Will Steacy, Deadline
For the past five years, I have photographed with unrestricted access the newsroom and printing plant of The Philadelphia Inquirer. Through a depiction of The Inquirer’s efforts to prevail despite depleted ad revenue, a steady decline in circulation, lay-offs, buy-outs, and bankruptcy, my intent is to reveal the challenges and harsh realities that face the newspaper industry today. A close examination of the newspaper industry and in-depth story explaining the events that landed newsrooms in their current predicaments has largely gone untold. Since 2000 the newspaper industry has shed 30 % of its workforce, making it the fastest shrinking industry in America. As we find ourselves amidst a massive societal transition into an information technology economy of the future in which technological advances have eroded middle skill, middle class jobs, boosted productivity while reducing the labour force, what has been the human cost of these gains? When we lose reporters, editors, newsbeats and sections of papers, we lose coverage, information, and a connection to our cities and our society, and, in the end, we lose ourselves. Without the human investment to provide news content it becomes a zero sum game on the information highway to nowhere. The newspaper is much more than a business, it is a civic trust.
Artist presented by Wim Melis for the Discovery Award of the Rencontres d’Arles.

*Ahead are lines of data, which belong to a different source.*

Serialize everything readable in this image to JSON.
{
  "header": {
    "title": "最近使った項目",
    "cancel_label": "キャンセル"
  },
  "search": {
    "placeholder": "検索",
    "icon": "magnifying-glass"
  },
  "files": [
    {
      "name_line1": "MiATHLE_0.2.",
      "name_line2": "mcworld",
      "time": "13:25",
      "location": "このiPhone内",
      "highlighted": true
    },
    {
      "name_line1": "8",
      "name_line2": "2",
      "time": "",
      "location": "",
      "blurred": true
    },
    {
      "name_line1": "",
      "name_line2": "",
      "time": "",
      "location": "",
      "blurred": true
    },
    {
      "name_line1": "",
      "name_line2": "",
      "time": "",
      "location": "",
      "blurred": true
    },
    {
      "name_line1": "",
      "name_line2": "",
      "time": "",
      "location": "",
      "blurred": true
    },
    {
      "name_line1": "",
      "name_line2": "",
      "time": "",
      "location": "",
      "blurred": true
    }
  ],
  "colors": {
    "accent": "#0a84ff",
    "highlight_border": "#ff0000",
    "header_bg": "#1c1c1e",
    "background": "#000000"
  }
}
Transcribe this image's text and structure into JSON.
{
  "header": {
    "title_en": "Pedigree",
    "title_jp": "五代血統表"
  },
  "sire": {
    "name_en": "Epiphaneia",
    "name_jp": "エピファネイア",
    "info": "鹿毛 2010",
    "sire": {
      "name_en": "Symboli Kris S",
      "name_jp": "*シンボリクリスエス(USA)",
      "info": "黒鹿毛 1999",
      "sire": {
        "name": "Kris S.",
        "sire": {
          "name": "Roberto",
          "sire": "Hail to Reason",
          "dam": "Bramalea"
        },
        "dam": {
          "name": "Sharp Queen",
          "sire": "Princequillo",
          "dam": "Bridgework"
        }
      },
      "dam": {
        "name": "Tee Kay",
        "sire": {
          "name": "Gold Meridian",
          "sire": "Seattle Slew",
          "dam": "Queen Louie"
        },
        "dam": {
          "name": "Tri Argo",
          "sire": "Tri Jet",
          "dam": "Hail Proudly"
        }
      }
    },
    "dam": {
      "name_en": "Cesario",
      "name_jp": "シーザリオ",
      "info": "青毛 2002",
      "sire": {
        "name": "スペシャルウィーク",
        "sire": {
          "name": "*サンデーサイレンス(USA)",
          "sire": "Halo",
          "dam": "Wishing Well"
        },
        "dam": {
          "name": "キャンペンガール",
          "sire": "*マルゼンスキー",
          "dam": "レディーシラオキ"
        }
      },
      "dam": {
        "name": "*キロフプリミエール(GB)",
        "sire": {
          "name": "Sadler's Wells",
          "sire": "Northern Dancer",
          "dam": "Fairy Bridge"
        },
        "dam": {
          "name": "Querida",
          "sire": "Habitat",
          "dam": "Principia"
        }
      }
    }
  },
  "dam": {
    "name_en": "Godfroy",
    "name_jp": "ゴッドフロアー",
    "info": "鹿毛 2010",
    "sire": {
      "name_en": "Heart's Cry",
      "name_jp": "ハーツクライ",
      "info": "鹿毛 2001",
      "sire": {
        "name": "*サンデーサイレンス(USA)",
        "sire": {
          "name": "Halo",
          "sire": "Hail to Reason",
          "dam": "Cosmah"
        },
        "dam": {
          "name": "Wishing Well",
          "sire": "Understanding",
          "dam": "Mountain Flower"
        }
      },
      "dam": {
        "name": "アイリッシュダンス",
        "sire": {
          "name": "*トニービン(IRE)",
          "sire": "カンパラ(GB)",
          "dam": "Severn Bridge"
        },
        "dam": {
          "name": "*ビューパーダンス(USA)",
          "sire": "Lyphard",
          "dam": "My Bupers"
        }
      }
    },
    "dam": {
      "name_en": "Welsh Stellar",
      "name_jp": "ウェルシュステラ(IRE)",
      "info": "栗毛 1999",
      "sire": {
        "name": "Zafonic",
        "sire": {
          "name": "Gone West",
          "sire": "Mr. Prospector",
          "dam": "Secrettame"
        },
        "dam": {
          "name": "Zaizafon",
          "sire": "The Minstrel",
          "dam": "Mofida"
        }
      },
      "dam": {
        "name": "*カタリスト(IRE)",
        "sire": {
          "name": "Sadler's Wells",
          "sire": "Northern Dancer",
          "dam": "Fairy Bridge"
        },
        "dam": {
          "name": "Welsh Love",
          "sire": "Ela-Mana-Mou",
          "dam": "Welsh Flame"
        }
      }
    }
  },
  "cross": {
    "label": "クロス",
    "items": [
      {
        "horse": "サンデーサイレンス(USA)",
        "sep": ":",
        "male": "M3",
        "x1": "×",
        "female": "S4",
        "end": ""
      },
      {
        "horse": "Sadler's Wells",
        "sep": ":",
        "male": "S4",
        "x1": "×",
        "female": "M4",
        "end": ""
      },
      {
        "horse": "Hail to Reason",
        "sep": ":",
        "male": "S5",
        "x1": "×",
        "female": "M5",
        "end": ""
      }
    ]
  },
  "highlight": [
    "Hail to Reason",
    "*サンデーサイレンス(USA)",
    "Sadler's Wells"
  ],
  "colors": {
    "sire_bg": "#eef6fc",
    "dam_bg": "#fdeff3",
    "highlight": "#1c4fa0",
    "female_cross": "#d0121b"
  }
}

Exhibition venue : Atelier de Chaudronnerie, Parc des Ateliers, Rencontres d’Arles 2014.